Dataset entries:
—————
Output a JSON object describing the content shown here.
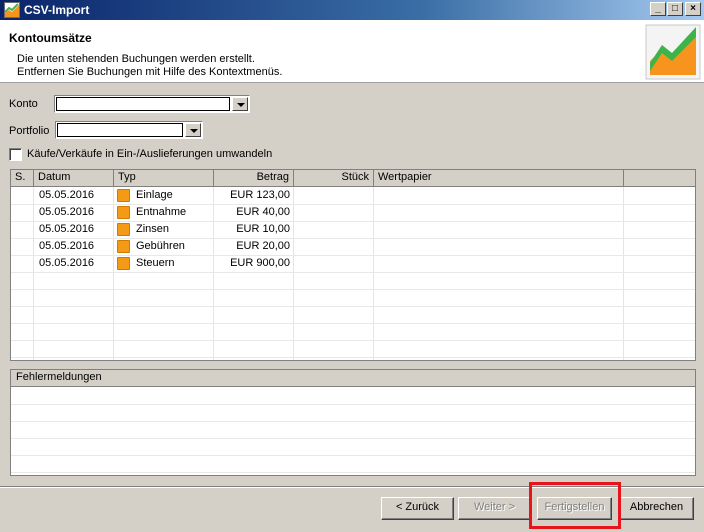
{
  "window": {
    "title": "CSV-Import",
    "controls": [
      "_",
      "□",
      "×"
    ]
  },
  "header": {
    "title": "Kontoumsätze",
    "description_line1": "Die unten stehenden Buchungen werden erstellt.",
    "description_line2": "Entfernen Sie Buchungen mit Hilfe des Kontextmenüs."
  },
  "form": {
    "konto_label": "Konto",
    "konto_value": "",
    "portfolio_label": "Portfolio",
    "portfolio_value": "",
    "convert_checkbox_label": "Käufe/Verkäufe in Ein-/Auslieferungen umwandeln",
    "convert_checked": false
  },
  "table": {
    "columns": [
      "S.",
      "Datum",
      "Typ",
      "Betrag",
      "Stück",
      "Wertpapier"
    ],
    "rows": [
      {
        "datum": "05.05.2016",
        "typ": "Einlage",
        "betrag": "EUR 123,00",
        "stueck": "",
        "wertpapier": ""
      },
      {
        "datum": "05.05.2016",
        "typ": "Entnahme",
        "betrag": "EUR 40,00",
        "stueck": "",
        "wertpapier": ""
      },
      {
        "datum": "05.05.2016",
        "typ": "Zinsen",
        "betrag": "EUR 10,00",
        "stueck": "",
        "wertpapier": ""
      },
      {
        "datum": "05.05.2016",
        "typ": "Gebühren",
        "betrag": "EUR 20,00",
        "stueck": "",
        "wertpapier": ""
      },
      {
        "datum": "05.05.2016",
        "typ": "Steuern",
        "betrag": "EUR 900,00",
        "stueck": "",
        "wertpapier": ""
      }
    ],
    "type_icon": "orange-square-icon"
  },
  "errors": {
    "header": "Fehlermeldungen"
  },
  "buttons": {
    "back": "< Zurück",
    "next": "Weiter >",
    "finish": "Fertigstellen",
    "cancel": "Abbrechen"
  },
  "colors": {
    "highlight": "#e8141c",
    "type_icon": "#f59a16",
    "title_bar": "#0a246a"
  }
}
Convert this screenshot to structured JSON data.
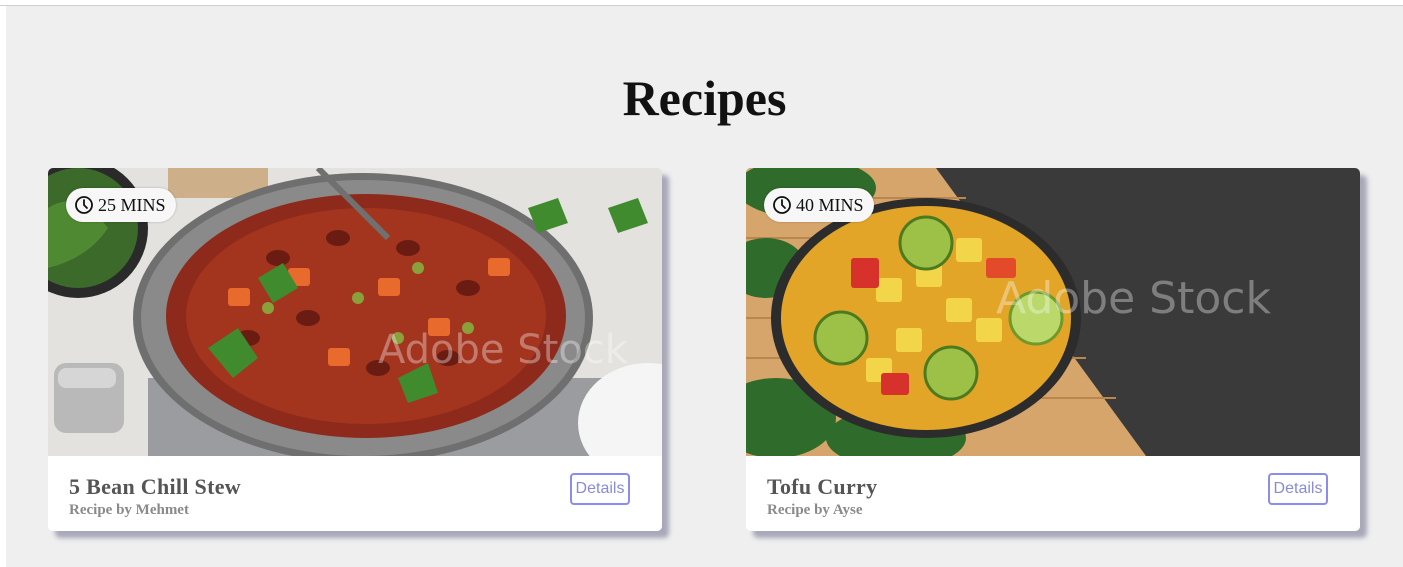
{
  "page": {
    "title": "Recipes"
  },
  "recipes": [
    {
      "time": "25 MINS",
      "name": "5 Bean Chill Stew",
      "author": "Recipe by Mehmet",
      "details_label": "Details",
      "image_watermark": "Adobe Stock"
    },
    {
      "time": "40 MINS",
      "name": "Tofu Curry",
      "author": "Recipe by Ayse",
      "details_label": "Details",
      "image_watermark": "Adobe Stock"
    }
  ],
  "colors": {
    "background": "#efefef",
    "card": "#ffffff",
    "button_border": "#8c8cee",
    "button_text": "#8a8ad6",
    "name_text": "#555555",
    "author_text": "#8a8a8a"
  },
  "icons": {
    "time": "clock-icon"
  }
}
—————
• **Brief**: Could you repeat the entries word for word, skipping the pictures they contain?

• **Result**:
Output a JSON object describing the content shown here.
{
  "window": {
    "title": "CSV-Import",
    "controls": [
      "_",
      "□",
      "×"
    ]
  },
  "header": {
    "title": "Kontoumsätze",
    "description_line1": "Die unten stehenden Buchungen werden erstellt.",
    "description_line2": "Entfernen Sie Buchungen mit Hilfe des Kontextmenüs."
  },
  "form": {
    "konto_label": "Konto",
    "konto_value": "",
    "portfolio_label": "Portfolio",
    "portfolio_value": "",
    "convert_checkbox_label": "Käufe/Verkäufe in Ein-/Auslieferungen umwandeln",
    "convert_checked": false
  },
  "table": {
    "columns": [
      "S.",
      "Datum",
      "Typ",
      "Betrag",
      "Stück",
      "Wertpapier"
    ],
    "rows": [
      {
        "datum": "05.05.2016",
        "typ": "Einlage",
        "betrag": "EUR 123,00",
        "stueck": "",
        "wertpapier": ""
      },
      {
        "datum": "05.05.2016",
        "typ": "Entnahme",
        "betrag": "EUR 40,00",
        "stueck": "",
        "wertpapier": ""
      },
      {
        "datum": "05.05.2016",
        "typ": "Zinsen",
        "betrag": "EUR 10,00",
        "stueck": "",
        "wertpapier": ""
      },
      {
        "datum": "05.05.2016",
        "typ": "Gebühren",
        "betrag": "EUR 20,00",
        "stueck": "",
        "wertpapier": ""
      },
      {
        "datum": "05.05.2016",
        "typ": "Steuern",
        "betrag": "EUR 900,00",
        "stueck": "",
        "wertpapier": ""
      }
    ],
    "type_icon": "orange-square-icon"
  },
  "errors": {
    "header": "Fehlermeldungen"
  },
  "buttons": {
    "back": "< Zurück",
    "next": "Weiter >",
    "finish": "Fertigstellen",
    "cancel": "Abbrechen"
  },
  "colors": {
    "highlight": "#e8141c",
    "type_icon": "#f59a16",
    "title_bar": "#0a246a"
  }
}
Convert this screenshot to structured JSON data.
{
  "page": {
    "title": "Recipes"
  },
  "recipes": [
    {
      "time": "25 MINS",
      "name": "5 Bean Chill Stew",
      "author": "Recipe by Mehmet",
      "details_label": "Details",
      "image_watermark": "Adobe Stock"
    },
    {
      "time": "40 MINS",
      "name": "Tofu Curry",
      "author": "Recipe by Ayse",
      "details_label": "Details",
      "image_watermark": "Adobe Stock"
    }
  ],
  "colors": {
    "background": "#efefef",
    "card": "#ffffff",
    "button_border": "#8c8cee",
    "button_text": "#8a8ad6",
    "name_text": "#555555",
    "author_text": "#8a8a8a"
  },
  "icons": {
    "time": "clock-icon"
  }
}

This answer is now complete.